Turkish PM Erdogan hints at presidential run, as ruling AKP maintains electoral decisions
Turkey's ruling Justice and Development Party (AKP) has decided to maintain a three-term limit for its deputies, the clearest signal yet that Prime Minister Tayyip Erdogan will run for the presidency in an August election, the party said on May 2, Hurriyet Daily News reported.
There has been speculation in Turkey that the AKP could change its rules to enable Erdogan, who has dominated Turkish politics for more than a decade, to stay on as prime minister for a fourth term.
"It was decided appropriate to take no steps on the three-term rule," AKP spokesman Huseyin Celik said in a statement, following a five-hour meeting of the party's executive board to discuss the August presidential vote.
Erdogan said in October he would run in the country's first direct presidential election if asked to do so by the party.
But his failure to establish the executive presidency he wanted to beef up the largely ceremonial role, and a corruption scandal that has dogged his government since December, had fuelled speculation that he may seek to stay as prime minister.
In the May 2 meeting, the AKP also decided that the party will not propose to change Turkey's current electoral system.
Celik announced the decision that future elections will go by the current electoral system.
Prime Minister Erdogan had previously spoken about the Turkish government working on a new election law that would divide the country into 550 single member districts.

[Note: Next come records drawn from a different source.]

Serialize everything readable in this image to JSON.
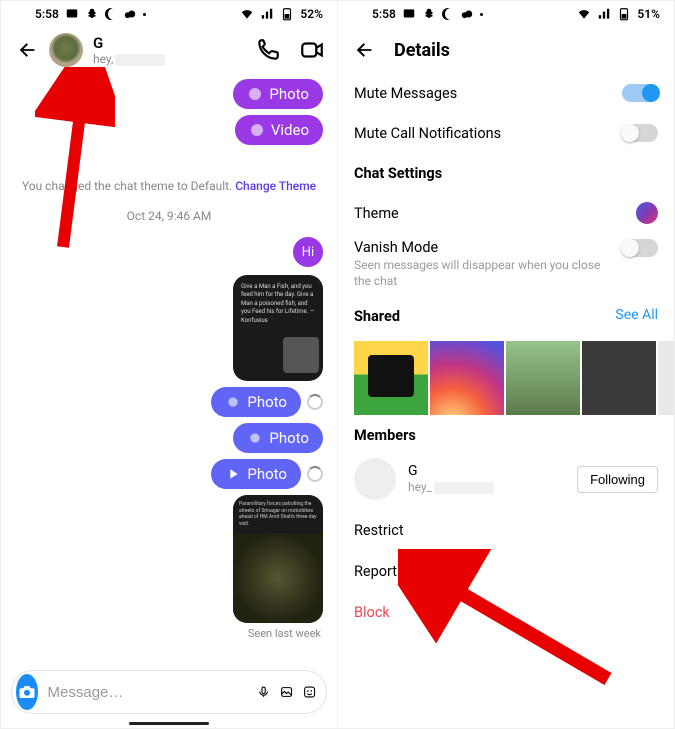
{
  "left": {
    "status": {
      "time": "5:58",
      "battery": "52%"
    },
    "chat": {
      "user_name": "G",
      "user_sub_prefix": "hey,",
      "pill_photo": "Photo",
      "pill_video": "Video",
      "sys_text": "You changed the chat theme to Default. ",
      "sys_link": "Change Theme",
      "timestamp": "Oct 24, 9:46 AM",
      "hi": "Hi",
      "quote": "Give a Man a Fish, and you feed him for the day. Give a Man a poisoned fish, and you Feed his for Lifetime.\n—Konfusius",
      "photo_pill": "Photo",
      "seen": "Seen last week",
      "composer_placeholder": "Message…"
    }
  },
  "right": {
    "status": {
      "time": "5:58",
      "battery": "51%"
    },
    "title": "Details",
    "rows": {
      "mute_messages": "Mute Messages",
      "mute_calls": "Mute Call Notifications",
      "chat_settings": "Chat Settings",
      "theme": "Theme",
      "vanish": "Vanish Mode",
      "vanish_sub": "Seen messages will disappear when you close the chat",
      "shared": "Shared",
      "see_all": "See All",
      "members": "Members",
      "member_name": "G",
      "member_sub_prefix": "hey_",
      "following": "Following",
      "restrict": "Restrict",
      "report": "Report",
      "block": "Block"
    }
  }
}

Currently, the country has 85 districts and 550 members of parliament.